Saturday, April 11, 2015

Senior Flirting Techniques

Ah, Spring! The season of bare limbs and flirtatious behavior! The older we get, the less we’re inclined to bare things. But age is no reason to stop flirting. We simply need to adjust our techniques to be age-appropriate. Here are some guidelines for seniors who still enjoy this time-honored spring ritual.

If you wear reading glasses—and who doesn’t?—slide them slowly up off the bridge of your nose and perch them on top of your head. Follow this motion with a smile and lean forward toward the object of your flirtation. You’ll need to lean in to see him or her clearly without your glasses in any case, so the move has double benefits.

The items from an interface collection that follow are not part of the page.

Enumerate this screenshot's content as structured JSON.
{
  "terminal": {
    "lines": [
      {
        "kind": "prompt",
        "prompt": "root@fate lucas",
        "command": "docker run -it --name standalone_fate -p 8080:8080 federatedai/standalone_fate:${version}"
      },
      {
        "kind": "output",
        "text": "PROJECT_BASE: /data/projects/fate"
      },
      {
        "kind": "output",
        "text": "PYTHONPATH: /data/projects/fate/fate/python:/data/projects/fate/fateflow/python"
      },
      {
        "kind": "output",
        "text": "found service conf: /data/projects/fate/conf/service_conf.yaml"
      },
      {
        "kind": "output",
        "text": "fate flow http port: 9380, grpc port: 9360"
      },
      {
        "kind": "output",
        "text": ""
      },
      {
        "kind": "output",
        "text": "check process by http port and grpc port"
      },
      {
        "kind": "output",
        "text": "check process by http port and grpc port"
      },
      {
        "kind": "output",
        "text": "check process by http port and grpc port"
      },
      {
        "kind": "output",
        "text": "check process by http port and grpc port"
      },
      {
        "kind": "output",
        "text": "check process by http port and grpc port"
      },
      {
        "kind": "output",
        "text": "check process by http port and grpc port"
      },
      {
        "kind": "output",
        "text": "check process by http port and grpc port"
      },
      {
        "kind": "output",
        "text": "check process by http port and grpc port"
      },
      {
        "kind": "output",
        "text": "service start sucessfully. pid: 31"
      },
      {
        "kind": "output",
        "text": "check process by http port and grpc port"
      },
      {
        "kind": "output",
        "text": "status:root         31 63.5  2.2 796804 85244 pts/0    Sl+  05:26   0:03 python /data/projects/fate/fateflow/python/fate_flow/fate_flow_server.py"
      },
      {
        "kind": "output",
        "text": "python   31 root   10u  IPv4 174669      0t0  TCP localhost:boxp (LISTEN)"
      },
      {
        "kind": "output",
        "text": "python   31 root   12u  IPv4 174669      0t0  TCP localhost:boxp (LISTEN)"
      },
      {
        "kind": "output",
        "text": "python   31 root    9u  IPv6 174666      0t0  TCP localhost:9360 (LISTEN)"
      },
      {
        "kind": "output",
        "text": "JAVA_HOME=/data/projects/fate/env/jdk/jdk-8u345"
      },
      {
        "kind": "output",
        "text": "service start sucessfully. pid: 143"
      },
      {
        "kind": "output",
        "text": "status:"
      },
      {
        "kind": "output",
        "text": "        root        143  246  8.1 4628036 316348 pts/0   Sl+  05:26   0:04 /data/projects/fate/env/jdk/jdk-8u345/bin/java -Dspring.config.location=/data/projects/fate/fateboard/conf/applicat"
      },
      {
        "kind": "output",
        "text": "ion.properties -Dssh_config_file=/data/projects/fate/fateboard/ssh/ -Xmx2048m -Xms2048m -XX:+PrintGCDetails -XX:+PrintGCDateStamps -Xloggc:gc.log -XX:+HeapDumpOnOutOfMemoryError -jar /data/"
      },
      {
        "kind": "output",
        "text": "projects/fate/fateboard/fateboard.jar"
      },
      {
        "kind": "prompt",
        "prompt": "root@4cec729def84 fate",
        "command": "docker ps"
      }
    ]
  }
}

Carry a package of straws at all times. When you see someone flirt-worthy, put a straw in your drink. Swirl it around and stroke the end of it sensuously. Remember the chess scene with Faye Dunaway and Steve McQueen in The Thomas Crown Affair? (If you have 6 minutes, watch the seduction on YouTube. You can use this technique with almost any drink, including prune juice. But if your choice of orange juice is high-pulp, best to try something else.

Bake some brownies in the shape of hearts and offer to share them. Break the heart in two—a matching half for each of you. Making “brannies” (bran-muffin brownies) is especially thoughtful. In the current food climate, finding a gluten-free recipe is also a wise move. My niece, Pam, can probably help with that.

If you have a First-Alert alarm button that hangs around your neck, twirl it with your index finger. You might have to practice this in front of a mirror a few times. If you accidentally push the button, you can quickly cancel the rescue service without any embarrassing explanation. Once you have it perfected, try it on your intended paramour.

Tie a colorful bandana around your neck and coyly chew on one of the ends. This has the added benefit of hiding most of your wrinkles or your “natty” (neck wattle). Make sure you have plucked all your “stiffies” (bristly goat hairs on your chin) before you do this, lest you draw extra attention to them. Men can adapt this by using a necktie. Drape it around your neck, one end looped simply over the other, like you did on the knob of your dorm room door if you had a female guest when you were in college.

If you’re a senior who now uses a walker to get around, you have yet another way of flirting with your companions. Gently rock the legs of the walker back and forth in place. If you can manage without falling over, rotate your hips in a clockwise circle (think hula hoop motion). Hum a provocative tune while you do this. Some good songs to consider: I’m In the Mood for Love, For Your Eyes Only and I Can’t Help Falling in Love. All romantic, but low impact. Be sure not to trip when you hum that last one.

Here’s a variation on the drinking straw flirtation. If you’re in a home environment, slather your feet with baby oil. Then slide one foot in and out of your slipper very slowly. When the oil on that foot has soaked in, switch to the other one. You may have to repeat this a few times to get a response from your paramour. Don’t try to re-oil your feet during the process. No one wants to see what goes on behind the curtain…

Fan yourself with a Victoria’s Secret catalog. You can open it to an appropriate page (no flannel pajamas, please) or just flash the cover his way. Do not use the Sports Illustrated swimsuit edition as an alternative. Picturing someone our age in one of those skimpy bikinis will have the opposite effect from what we’re trying to achieve here. It might even provoke a heart episode.

If you’re one of the rare seniors who are tech savvy, take some provocative selfies and show them to your target. Borrow a teenaged relative’s smart phone to get some ideas of poses. Anything with your tongue, an earlobe or some cleavage (women only, please) should work. Best not to combine any two of these in one photo, however.

This list should provide a useful launch pad for your flirtation journey. What are you waiting for? Get started right now. You can thank me later.

No comments: